After the Manchild woke up, I sent him out for cigarettes, because we’re beyond faking our addictions. Among our favorite vices now are: chain smoking, covert solo drinking, meaningless sex, and spicy chicken sandwiches, extra mayo. (The extra mayo part makes it a deadly sin. The pickles just make it gross). Oh, these are a few of our fav-o-rite things.

We made it out of our flea motel by noon and went to Disney for the day. I know we’re old. I don’t really have an excuse for going.

That’s the end of that part of the story.


There’s a reason why Burma only gets a hot dog cart in Epcot.

And that reason is rampant intestinal plagues.

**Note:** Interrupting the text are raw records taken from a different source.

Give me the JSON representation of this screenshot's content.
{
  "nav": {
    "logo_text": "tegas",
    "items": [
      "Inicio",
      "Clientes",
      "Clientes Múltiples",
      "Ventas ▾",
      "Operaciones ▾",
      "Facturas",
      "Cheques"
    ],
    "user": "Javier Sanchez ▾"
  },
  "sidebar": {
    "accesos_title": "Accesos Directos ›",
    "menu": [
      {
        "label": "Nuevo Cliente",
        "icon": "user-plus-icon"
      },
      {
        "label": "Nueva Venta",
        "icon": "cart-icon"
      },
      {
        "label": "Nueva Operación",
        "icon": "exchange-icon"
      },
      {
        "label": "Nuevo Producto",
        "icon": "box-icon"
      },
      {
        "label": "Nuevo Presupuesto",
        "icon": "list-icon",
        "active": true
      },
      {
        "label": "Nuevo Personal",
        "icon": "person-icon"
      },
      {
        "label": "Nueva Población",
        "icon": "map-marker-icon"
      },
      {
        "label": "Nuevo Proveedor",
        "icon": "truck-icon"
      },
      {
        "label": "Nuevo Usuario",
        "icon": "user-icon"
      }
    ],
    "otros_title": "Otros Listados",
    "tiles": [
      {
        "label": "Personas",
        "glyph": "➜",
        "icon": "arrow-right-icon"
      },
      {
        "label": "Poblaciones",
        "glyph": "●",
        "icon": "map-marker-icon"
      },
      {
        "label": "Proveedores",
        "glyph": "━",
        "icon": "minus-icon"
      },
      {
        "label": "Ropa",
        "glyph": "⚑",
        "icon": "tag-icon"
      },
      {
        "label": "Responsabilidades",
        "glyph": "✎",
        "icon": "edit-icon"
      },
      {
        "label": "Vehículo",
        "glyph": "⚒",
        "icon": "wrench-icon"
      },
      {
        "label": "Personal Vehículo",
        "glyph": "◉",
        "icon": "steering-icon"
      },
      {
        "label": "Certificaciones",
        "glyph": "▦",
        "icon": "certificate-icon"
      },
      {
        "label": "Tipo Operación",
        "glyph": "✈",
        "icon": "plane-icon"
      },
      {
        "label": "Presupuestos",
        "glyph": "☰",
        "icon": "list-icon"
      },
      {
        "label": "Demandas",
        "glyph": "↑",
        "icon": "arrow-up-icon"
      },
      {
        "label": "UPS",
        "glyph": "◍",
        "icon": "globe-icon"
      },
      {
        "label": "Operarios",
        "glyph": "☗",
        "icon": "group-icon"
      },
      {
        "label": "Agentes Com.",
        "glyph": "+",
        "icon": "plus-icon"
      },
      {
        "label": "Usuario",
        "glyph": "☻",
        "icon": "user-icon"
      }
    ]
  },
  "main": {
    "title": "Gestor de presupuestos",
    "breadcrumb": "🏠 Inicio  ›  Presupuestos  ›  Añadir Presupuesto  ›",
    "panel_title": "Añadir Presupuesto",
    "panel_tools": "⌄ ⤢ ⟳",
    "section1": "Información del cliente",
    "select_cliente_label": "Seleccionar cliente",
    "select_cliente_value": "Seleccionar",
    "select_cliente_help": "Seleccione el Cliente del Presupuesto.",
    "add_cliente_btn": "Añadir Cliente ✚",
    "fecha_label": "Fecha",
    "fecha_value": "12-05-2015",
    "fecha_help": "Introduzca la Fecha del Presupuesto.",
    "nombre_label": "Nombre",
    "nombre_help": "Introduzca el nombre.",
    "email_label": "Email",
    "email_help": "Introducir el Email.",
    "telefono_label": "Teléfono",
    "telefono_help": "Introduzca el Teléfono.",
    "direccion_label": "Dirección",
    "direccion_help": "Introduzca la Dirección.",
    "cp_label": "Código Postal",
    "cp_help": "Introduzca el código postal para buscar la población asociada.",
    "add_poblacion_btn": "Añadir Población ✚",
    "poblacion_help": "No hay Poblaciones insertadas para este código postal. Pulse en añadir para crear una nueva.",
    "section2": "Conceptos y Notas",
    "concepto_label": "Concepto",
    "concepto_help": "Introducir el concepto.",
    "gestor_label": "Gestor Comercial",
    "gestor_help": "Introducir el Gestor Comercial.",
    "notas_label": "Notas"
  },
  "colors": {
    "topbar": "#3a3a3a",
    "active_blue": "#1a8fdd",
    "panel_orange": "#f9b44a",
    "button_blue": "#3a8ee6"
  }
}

When you are helplessly and hopelessly dependent on another human being for your survival, you know you have been humbled. This power is horribly abused when said Other is dangling a bottle of pepto bismol over your head bargaining the confiscation of your cigarettes because even smoke is making you puke. And honestly, they’re probably just tired of hearing your dry heave, but this person does not respect you.

But they probably do love you. As a girl, when you can finally number two in the same living space as the person you’re dating-but-not-living-with, it is love. They don’t even necessarily need to be home for it. Sure, it might be love if there’s a diamond ring, or poems, or sex where afterwards you really do want to cuddle, but the proof is in the pudding. (Emergencies do not count, though they are hilariously mortifying)

Example: in college I dated someone whose testament of love was the unconditional acceptance from his stepsister. I never really got that far, but I did poop while he was at work. Thusly, I can say, without shadow of a doubt, that I was definitely in love and if his sister weren’t such an overbearing cunt of a skank who can’t take even take a fucking joke, we’d be happily married with our retarded Shiva babies, and our white picket fence, and our dogs that we let piss all over the carpet.